One of the two people – who live in the same household -is being cared for at the infectious diseases unit at St Mary’s Hospital.
The other person is isolating and does not currently require hospital treatment, the UK Health Security Agency said.
The cases are not linked to the previously confirmed case in England announced on May 7.
That person had recently travelled from Nigeria, which is where they are believed to have contracted the infection, before travelling to the UK.
Dr Colin Brown, director of clinical and emerging infections at the UKHSA, said: “We have confirmed two new monkeypox cases in England that are not linked to the case announced on May 7.
“While investigations remain ongoing to determine the source of infection, it is important to emphasise it does not spread easily between people and requires close personal contact with an infected symptomatic person. The overall risk to the general public remains very low.
“We are contacting any potential friends, family or contacts in the community.

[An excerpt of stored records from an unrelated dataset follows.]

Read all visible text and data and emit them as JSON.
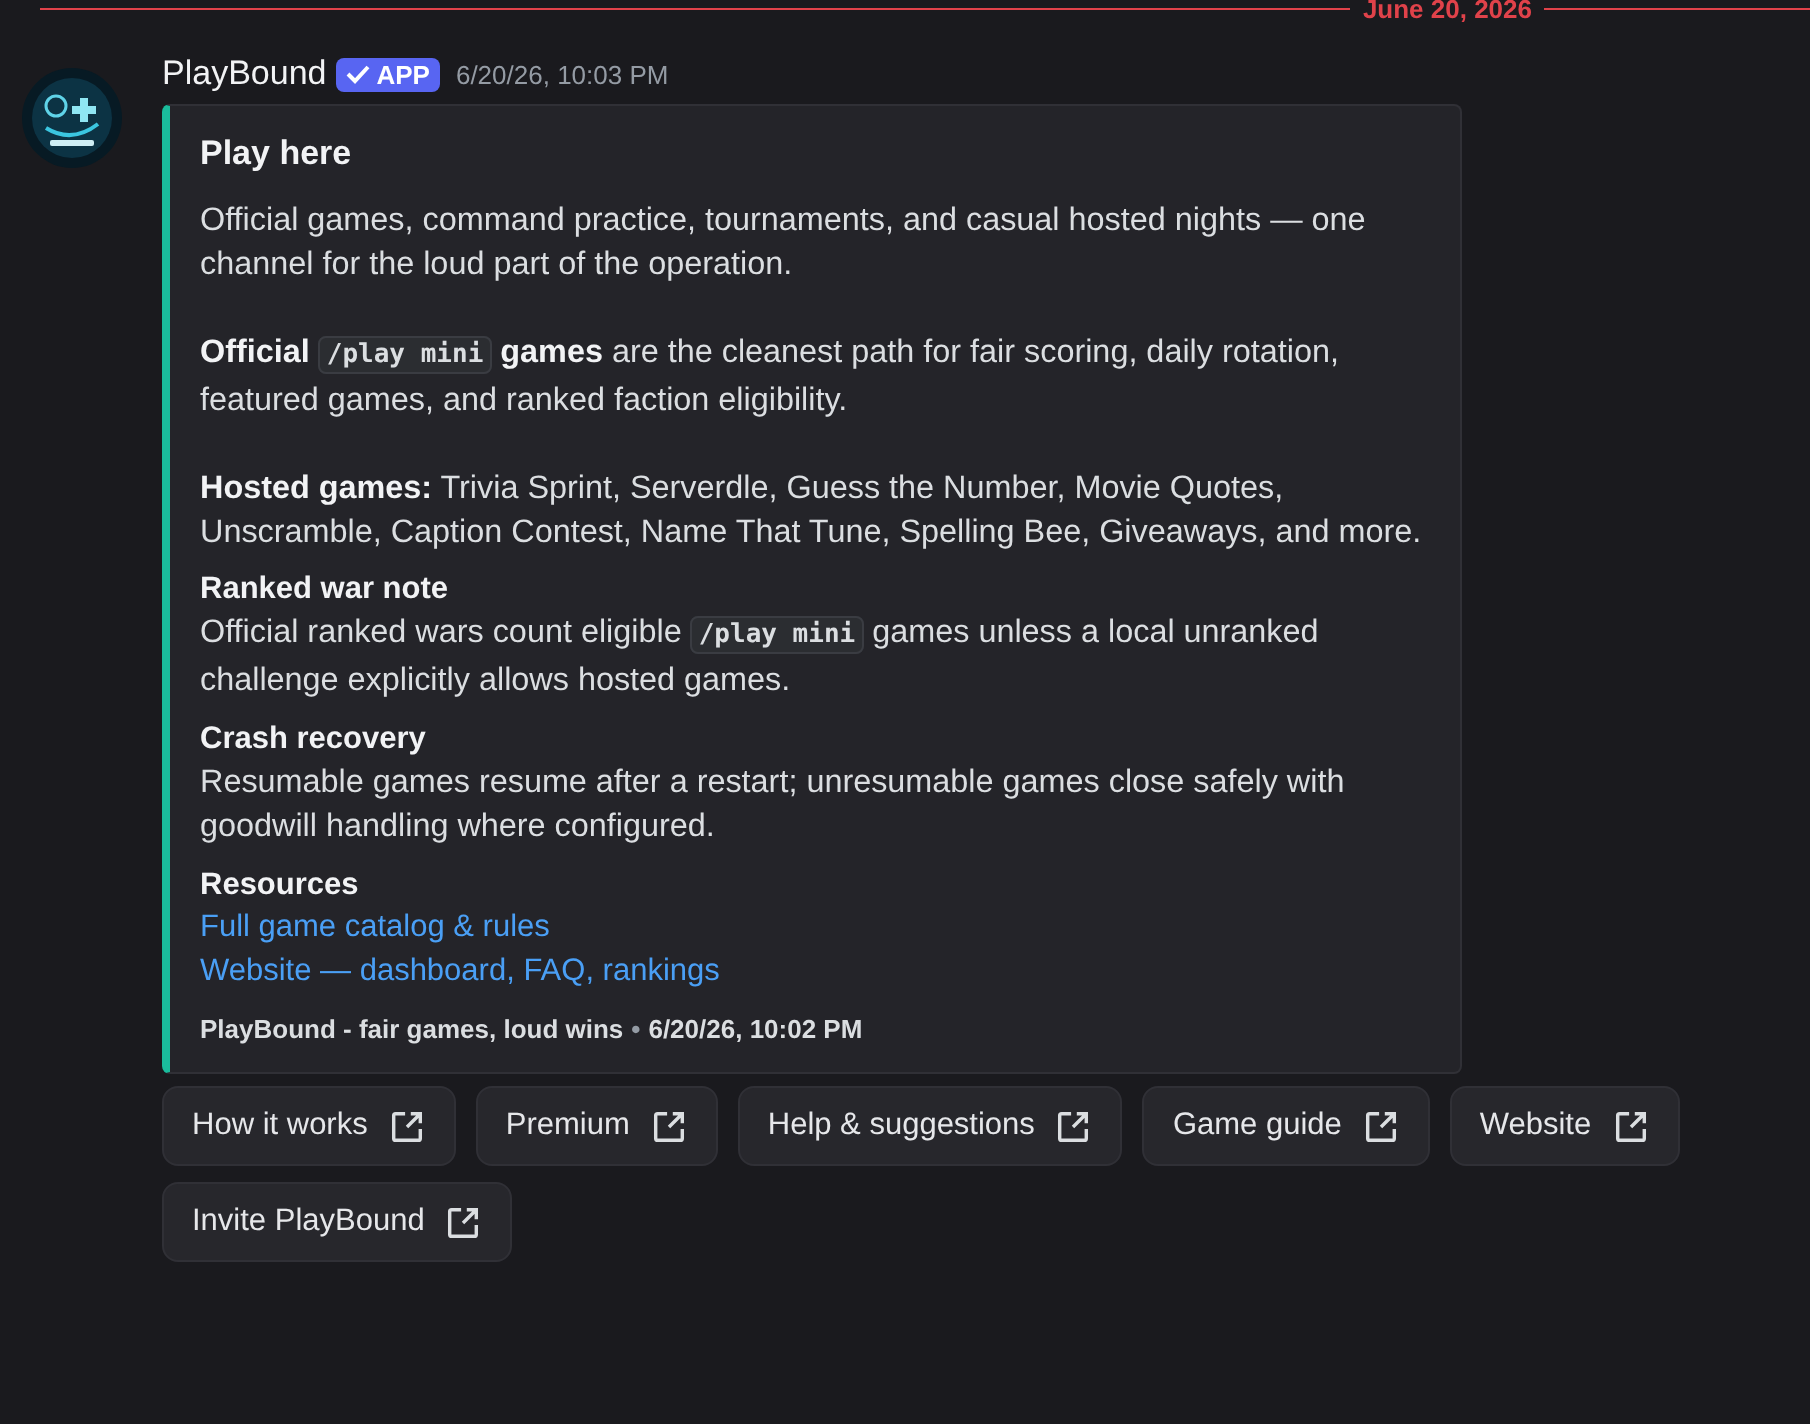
{
  "divider": {
    "date": "June 20, 2026"
  },
  "message": {
    "author": "PlayBound",
    "badge": "APP",
    "verified": true,
    "timestamp": "6/20/26, 10:03 PM"
  },
  "embed": {
    "color": "#1abc9c",
    "title": "Play here",
    "description": [
      [
        {
          "kind": "text",
          "text": "Official games, command practice, tournaments, and casual hosted nights — one channel for the loud part of the operation."
        }
      ],
      [
        {
          "kind": "bold",
          "text": "Official "
        },
        {
          "kind": "code",
          "text": "/play mini"
        },
        {
          "kind": "bold",
          "text": " games"
        },
        {
          "kind": "text",
          "text": " are the cleanest path for fair scoring, daily rotation, featured games, and ranked faction eligibility."
        }
      ],
      [
        {
          "kind": "bold",
          "text": "Hosted games:"
        },
        {
          "kind": "text",
          "text": " Trivia Sprint, Serverdle, Guess the Number, Movie Quotes, Unscramble, Caption Contest, Name That Tune, Spelling Bee, Giveaways, and more."
        }
      ]
    ],
    "fields": [
      {
        "name": "Ranked war note",
        "value": [
          {
            "kind": "text",
            "text": "Official ranked wars count eligible "
          },
          {
            "kind": "code",
            "text": "/play mini"
          },
          {
            "kind": "text",
            "text": " games unless a local unranked challenge explicitly allows hosted games."
          }
        ]
      },
      {
        "name": "Crash recovery",
        "value": [
          {
            "kind": "text",
            "text": "Resumable games resume after a restart; unresumable games close safely with goodwill handling where configured."
          }
        ]
      },
      {
        "name": "Resources",
        "value": [
          {
            "kind": "link",
            "text": "Full game catalog & rules"
          },
          {
            "kind": "break"
          },
          {
            "kind": "link",
            "text": "Website — dashboard, FAQ, rankings"
          }
        ]
      }
    ],
    "footer": {
      "text": "PlayBound - fair games, loud wins",
      "separator": "•",
      "timestamp": "6/20/26, 10:02 PM"
    }
  },
  "buttons": [
    {
      "label": "How it works"
    },
    {
      "label": "Premium"
    },
    {
      "label": "Help & suggestions"
    },
    {
      "label": "Game guide"
    },
    {
      "label": "Website"
    },
    {
      "label": "Invite PlayBound"
    }
  ]
}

We are also working with the NHS to reach any healthcare contacts who have had close contact with the cases prior to confirmation of their infection, to assess them as necessary and provide advice.”
The disease, which is similar to smallpox, is usually found in central and West Africa, but it does not spread easily between humans and most people recover within a few weeks.
But what exactly is monkeypox and what symptoms should you be aware of? Here’s everything you need to know:
What is Monkeypox?
Monkeypox is a rare disease that is caused by infection with monkeypox virus.
Monkeypox was first discovered in 1958 during an outbreak of pox-like disease in monkeys.
The first human case was recorded in 1970 in the Democratic Republic of Congo and since then the infection has been reported in a number of central and western African countries.
What are the symptoms?
The illness begins with:
- muscle aches
- swollen lymph nodes
Within 1 to 5 days after getting a fever, a rash develops, often beginning on the face and then spreading to other parts of the body, such as the hands and soles of the feet.
The rash will finally form a scab before falling off.
Is it deadly?
No. Monkeypox is a mild condition which will often resolve on its own and has no known long-term effects on a person’s health.
How do you prevent monkeypox?
Generally, the risk of infection unlikely.
Dr Michael Jacobs, clinical director of infection at Royal Free Hospital, said monkeypox “does not spread easily between people and the risk of transmission to the wider public is very low.”
Still, the best way to avoid infection is to regularly wash hands after caring for sick people.